Cala by Laura Legge
A brilliantly original coming-of-age story from a new and powerful literary voice. Perfect for readers of Sophie Mackintosh’s The Water Cure and Daisy Johnson’s Everything Under.
Cala, a stone farmhouse on the edge of a village in the Outer Hebrides, is home to four women – witches the locals say – who scratch out a living on its land. But after ten years of relative harmony, fractures are beginning to appear among them.
Eighteen-year-old Euna is tired of Cala’s rigid hierarchy and arbitrary rules – the women must wear plain dress, attend strict rituals and consume only what they grow or gather with their hands. Sick of scavenged seaweed and thin soup, Euna decides to go in search of a different way of living.
You know those books wherein everything works perfectly within the context of the book but nothing really touches you? Have you ever had that feeling? I am sure you have had it at some point and with this book, I got the same feeling.
“Fear had such a loud way of speaking. Maybe all of these acts had been tender, plucking the plant, striking the flank, and the violence had not in Muireall’s hands but in Euna’s mind.”
The novel starts with the island called Pullhair in Outer Hebrides and it is very, very atmospheric and when you read it, it’s almost as if you are there feeling every weird thing that Euna is feeling and that is one of the major plus points of the book, if I am being honest. Of course, even that didn’t quite work out the way I had hoped for.
Euna hasn’t always lived at Cala, she used to live in the outer world but the outer world didn’t understand her or want her and so she came to Cala. From the time she was seven, Cala is all Euna has known, with its residents loving and hurting at once and its history of it being a witch’s house. Euna has had questions over the years as she grew up but at eighteen, her questions are bursting out of her at any given moment and disturbing the entire household. The fact that this is set in contemporary world should have only enhanced this almost magical way of living but sadly, it really didn’t.
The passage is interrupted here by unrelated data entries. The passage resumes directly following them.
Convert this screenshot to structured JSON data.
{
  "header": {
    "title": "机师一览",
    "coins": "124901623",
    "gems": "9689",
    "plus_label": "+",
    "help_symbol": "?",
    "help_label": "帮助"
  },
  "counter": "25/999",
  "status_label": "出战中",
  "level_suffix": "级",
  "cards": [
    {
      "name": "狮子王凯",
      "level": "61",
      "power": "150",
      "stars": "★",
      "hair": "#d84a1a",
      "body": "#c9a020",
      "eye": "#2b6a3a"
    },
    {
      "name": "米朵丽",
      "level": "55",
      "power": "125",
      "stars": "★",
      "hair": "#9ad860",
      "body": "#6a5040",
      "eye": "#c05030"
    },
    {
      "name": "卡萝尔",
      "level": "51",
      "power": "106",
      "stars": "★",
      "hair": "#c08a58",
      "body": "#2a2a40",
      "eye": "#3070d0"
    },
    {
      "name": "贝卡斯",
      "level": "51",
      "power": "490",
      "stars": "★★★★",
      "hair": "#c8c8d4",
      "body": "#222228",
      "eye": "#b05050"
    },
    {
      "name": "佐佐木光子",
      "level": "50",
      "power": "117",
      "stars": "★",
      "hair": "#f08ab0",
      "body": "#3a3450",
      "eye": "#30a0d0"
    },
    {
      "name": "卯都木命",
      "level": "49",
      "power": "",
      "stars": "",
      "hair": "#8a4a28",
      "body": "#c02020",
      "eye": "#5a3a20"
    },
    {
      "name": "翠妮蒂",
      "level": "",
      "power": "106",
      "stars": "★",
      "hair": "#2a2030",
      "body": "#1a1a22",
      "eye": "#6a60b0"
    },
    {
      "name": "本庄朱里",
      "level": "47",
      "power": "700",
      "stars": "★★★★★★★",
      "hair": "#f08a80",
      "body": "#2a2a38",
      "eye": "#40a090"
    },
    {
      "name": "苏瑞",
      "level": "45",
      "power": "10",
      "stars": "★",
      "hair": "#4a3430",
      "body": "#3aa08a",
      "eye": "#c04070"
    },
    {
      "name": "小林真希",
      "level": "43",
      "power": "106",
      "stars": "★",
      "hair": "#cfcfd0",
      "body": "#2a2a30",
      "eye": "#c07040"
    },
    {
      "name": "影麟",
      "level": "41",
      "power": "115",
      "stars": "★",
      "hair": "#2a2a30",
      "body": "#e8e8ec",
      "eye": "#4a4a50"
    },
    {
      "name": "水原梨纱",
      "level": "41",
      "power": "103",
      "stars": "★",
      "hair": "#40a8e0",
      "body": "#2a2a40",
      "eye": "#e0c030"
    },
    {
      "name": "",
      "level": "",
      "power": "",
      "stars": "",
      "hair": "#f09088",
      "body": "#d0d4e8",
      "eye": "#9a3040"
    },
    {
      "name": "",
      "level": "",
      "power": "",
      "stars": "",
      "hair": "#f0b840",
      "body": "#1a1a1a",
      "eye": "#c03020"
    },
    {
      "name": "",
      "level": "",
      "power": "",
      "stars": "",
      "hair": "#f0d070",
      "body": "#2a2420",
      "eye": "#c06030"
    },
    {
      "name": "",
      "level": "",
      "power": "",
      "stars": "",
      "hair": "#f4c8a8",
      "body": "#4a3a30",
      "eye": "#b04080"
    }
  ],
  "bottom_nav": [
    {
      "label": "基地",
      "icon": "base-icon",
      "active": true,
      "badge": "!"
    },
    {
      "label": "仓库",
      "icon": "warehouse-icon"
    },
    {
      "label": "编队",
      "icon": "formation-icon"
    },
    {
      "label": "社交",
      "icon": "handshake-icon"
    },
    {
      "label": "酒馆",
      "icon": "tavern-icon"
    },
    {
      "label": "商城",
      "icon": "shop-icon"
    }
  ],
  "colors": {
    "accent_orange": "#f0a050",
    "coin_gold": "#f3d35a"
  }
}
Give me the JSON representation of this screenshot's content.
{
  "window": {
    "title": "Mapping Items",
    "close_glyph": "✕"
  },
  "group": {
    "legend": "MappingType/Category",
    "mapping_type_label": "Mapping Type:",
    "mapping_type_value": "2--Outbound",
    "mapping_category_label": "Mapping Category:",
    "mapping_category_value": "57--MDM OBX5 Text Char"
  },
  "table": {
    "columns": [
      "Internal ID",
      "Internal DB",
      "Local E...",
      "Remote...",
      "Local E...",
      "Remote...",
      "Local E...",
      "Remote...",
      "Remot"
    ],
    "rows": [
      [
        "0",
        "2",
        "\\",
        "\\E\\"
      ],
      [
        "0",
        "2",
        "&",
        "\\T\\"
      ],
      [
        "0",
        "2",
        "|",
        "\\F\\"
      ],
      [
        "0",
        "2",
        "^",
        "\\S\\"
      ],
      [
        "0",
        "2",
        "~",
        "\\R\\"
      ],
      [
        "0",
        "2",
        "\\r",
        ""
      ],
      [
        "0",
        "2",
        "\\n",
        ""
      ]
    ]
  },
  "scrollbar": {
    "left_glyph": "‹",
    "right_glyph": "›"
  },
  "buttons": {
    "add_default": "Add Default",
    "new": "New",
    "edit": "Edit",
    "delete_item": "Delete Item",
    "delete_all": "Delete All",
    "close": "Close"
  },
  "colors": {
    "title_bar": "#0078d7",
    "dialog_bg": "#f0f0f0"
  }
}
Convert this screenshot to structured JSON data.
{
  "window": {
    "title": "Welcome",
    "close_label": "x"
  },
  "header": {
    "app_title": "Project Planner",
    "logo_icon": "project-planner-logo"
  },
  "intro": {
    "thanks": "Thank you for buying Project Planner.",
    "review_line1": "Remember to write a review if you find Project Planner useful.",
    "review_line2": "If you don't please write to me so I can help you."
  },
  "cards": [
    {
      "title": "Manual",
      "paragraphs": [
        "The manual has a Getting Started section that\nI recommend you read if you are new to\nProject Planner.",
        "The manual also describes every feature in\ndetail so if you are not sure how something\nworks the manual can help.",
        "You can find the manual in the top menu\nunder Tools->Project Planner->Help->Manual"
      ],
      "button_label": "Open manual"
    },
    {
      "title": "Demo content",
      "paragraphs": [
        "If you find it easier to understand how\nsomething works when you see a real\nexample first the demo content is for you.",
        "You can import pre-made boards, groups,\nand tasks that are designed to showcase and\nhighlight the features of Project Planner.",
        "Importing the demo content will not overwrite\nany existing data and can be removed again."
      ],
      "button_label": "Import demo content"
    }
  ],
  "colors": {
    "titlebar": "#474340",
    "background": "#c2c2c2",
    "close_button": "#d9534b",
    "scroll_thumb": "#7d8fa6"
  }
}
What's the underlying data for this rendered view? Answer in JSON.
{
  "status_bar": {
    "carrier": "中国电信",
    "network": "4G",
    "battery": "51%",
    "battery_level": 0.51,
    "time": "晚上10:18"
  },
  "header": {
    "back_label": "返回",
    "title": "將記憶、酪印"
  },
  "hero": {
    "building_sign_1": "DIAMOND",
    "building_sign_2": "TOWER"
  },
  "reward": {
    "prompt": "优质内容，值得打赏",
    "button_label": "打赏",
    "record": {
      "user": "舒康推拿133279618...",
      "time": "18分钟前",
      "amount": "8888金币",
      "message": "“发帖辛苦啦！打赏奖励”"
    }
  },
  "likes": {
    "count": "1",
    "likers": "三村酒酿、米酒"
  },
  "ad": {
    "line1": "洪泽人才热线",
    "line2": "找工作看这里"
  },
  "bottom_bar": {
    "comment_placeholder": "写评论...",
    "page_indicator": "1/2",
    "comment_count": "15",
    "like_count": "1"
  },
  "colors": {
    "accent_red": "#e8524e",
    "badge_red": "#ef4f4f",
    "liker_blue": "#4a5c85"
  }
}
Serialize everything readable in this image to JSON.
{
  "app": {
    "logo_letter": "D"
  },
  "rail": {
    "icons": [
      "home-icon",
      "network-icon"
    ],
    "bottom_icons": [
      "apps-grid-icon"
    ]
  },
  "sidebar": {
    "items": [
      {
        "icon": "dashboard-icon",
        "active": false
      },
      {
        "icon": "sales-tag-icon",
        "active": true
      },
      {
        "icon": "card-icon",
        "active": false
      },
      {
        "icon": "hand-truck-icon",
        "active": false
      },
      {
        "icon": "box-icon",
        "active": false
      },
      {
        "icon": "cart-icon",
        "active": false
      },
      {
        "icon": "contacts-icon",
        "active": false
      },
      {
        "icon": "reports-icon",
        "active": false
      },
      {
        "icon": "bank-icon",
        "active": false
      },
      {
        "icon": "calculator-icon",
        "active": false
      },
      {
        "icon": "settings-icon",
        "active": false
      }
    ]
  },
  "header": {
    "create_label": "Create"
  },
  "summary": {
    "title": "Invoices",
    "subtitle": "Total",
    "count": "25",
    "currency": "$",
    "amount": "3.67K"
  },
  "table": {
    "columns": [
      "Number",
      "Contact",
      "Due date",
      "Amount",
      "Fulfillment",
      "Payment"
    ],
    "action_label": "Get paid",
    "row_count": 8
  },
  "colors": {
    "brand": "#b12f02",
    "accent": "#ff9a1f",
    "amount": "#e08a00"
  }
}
Perhaps I was mistaken into thinking that this story would be very atmospheric from its blurb and in a certain way, it was atmospheric but not in the way presented in the blurb. There’s the question of Euna being the main character. Even though she seems to be, there are other characters given more importance, then to top it off, in between with their personalities changing, it made for a confusing read for me. I fear to even talk about Aileen, I might not end up being favourable at all so, you can read the book to experience that. I wish Aram’s story wasn’t done in the way it was, sure it helped the plot along but that didn’t mean that it was the best course of action.
I did enjoy the fact that one of the major themes of the book was female relationships and how they were presented in a realistic way. These four women did love each other in their own way but there was no shortage of hate or dislike as well, they did spend an awful lot of time together and it showed in their almost there but not quite hate. I think overall, this book is beautifully written but none of that grabbed me or touched me in a way that made me invested in the characters and their journeys.
I am so sorry this review is all over the place (basically a mess) but even after almost a week of finishing it, I am not able to place my thoughts in a good way. I gave this one three stars and they are totally deserved, I just wish I was able to be more invested in the book.